The Leapfrog Marketing Institute released its second CMO Digital Benchmark Study in Q3 2014. The study continued the exploration that began with the first CMO Benchmark Study in 2009, gauging how senior marketers were navigating the evolving digital space. The 2014 study’s key learning was that marketers’ perceived organizational challenges were hampering their ability to market with the speed, personalization and analytics needed in a digital world. The 2015 study is built to quantify the cause of these challenges.
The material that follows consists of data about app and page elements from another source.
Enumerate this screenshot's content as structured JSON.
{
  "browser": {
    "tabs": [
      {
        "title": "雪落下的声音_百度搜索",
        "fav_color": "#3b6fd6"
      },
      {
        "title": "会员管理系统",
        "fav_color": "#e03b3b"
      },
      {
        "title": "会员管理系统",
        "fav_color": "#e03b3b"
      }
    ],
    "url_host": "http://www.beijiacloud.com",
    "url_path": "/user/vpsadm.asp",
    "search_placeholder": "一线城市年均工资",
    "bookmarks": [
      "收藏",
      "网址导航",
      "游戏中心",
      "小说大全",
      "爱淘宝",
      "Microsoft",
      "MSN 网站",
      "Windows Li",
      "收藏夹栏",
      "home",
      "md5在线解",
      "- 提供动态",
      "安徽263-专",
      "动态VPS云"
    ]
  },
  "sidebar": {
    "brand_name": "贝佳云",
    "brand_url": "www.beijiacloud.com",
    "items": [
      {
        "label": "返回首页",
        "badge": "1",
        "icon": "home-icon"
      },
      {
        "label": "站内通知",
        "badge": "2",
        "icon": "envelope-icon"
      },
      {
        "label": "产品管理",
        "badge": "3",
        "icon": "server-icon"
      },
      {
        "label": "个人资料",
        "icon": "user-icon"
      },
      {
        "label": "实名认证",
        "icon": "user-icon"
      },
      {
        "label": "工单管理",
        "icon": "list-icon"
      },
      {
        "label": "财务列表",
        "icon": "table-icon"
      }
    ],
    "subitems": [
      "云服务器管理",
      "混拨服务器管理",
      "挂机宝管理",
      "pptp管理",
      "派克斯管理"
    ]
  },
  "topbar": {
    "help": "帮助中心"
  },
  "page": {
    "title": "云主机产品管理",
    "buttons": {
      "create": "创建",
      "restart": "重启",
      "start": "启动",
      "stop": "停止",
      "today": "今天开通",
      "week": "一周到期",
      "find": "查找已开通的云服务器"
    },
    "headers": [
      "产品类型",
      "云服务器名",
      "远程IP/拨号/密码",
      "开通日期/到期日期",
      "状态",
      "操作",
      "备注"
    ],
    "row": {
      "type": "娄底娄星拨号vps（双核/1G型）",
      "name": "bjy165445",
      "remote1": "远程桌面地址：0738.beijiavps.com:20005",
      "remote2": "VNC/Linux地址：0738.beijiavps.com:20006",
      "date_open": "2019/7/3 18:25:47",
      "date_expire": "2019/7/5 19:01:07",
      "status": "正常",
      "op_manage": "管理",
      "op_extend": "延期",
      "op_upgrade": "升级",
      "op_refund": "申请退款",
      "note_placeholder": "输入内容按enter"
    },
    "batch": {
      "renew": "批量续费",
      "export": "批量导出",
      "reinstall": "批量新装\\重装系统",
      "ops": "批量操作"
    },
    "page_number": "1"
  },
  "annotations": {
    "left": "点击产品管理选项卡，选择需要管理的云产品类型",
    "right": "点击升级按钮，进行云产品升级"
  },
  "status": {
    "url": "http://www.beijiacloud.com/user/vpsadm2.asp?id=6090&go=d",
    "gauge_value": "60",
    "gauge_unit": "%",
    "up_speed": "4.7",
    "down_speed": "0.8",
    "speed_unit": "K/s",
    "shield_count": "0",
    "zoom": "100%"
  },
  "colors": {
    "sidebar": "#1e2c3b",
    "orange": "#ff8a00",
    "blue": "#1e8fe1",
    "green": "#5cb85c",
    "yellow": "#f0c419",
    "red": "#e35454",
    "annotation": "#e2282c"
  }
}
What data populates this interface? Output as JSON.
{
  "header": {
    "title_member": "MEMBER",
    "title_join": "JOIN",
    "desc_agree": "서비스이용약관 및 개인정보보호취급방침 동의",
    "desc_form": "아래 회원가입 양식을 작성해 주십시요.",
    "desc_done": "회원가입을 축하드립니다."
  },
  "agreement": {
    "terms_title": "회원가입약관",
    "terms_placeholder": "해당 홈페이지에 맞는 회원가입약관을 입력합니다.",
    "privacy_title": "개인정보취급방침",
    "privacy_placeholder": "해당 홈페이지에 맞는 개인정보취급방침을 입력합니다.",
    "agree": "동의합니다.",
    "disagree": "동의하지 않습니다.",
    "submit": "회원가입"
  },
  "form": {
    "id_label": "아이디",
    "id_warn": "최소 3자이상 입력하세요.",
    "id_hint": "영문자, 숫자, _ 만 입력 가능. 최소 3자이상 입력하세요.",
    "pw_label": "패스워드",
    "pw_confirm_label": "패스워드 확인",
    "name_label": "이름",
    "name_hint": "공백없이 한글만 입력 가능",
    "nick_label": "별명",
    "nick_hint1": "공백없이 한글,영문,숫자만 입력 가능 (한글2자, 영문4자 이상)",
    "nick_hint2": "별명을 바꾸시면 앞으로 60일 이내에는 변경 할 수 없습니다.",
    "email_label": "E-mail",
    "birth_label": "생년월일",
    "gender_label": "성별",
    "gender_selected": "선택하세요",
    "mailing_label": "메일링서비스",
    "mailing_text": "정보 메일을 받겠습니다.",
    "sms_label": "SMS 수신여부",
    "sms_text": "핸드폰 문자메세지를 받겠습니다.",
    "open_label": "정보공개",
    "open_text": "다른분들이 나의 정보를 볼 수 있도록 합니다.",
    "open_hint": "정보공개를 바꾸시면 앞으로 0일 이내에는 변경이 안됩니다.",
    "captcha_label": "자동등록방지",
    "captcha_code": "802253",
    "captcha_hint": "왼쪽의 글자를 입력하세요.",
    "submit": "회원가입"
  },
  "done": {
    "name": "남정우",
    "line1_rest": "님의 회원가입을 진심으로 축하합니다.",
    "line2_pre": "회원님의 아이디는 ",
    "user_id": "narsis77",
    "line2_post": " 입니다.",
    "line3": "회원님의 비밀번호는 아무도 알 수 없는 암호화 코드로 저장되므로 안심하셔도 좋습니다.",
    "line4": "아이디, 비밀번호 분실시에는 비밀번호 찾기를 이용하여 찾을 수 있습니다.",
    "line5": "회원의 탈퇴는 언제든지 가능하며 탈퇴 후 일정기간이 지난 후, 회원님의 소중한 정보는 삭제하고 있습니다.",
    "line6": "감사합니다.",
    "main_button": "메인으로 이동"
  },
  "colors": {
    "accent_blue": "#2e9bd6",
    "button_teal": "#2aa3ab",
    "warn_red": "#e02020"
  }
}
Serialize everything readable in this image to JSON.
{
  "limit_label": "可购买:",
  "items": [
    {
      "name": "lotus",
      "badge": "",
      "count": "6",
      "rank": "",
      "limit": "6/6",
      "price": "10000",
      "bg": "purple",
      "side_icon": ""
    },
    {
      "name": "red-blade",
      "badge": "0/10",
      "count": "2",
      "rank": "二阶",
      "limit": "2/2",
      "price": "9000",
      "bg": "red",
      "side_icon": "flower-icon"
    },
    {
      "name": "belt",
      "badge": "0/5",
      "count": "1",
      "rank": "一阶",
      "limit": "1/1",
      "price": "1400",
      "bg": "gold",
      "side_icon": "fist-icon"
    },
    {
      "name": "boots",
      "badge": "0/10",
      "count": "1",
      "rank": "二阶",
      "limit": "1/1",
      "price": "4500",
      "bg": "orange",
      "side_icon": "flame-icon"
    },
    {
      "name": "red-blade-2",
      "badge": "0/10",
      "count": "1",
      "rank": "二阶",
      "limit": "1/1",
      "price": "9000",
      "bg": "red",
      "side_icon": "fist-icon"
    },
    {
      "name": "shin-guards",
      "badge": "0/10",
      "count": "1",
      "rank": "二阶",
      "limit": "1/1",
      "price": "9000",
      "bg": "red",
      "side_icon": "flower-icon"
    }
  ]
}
Given this is a broader organizational issue, this year’s participant pool also includes technology/operations executives who support digital and omnichannel activities. This study shares the insights gathered from the survey fielded in Q3 2015, and provides key findings and implications for marketers to drive financial success in an increasingly complex digital world.
About The Researchers
The 2015 CMO Benchmark Survey Prepared, Fielded and Analyzed for the Leapfrog Marketing Institute by:
Jim Carey: Adjunct Professor, Northwestern University Medill School of Journalism, Media, Integrated Marketing Communications
Gary Lancina: CMO, LUMA Institute
In the 2014 CMO Digital Benchmark Study, marketers expressed confidence in their digital skills but were concerned with the organizational agility required to achieve their financially-oriented goals. This year, we explored this concern deeper, and also surveyed IT executives to understand their relationship with marketing and the greater business challenge.
A few key learnings:
- Digital and mobile continue to evolve into a true commerce channel from primarily brand awareness – 20% lift since 2014.
- Twice as many marketing budgets decreased this year compared to 2014. Of those that increased, the change was
modest – the majority (60%) grew less than 10%, a significant drop from 2014.
- Marketers continue to view websites/mobile, data/analytics and SEM/SEO as the most important capabilities to achieve financial-driven objectives. These capabilities are primarily handled internally, and considered highly underdeveloped.
- Omnichannel marketing is still the least developed capability, even with a 50% lift over 2014. This is a large concern given the expectations of the always-on consumer and increasing mobile usage/commerce.
- Both Marketing and IT believe they have an omnichannel presence, though IT executives view it as lower importance, yet better developed, than their marketing counterparts. This is a key challenge.
- Mobile-First environment reported by 50% of IT executives, a dramatic change given the rise of smartphones.
- Further analysis of the IT/marketing relationship reveals that marketers believe working closer with IT strengthens their bonds. IT has the opposite perspective.
- Marketing and IT agree on one thing – 63% state metrics and goals are not aligned across the functions. Marketers view IT’s budget, priorities and objectives as issues; IT views marketers’ knowledge, communication and budget as issues.
- The study findings clearly define the need for CEOs to solve this structural/cultural challenge to win in a digital world.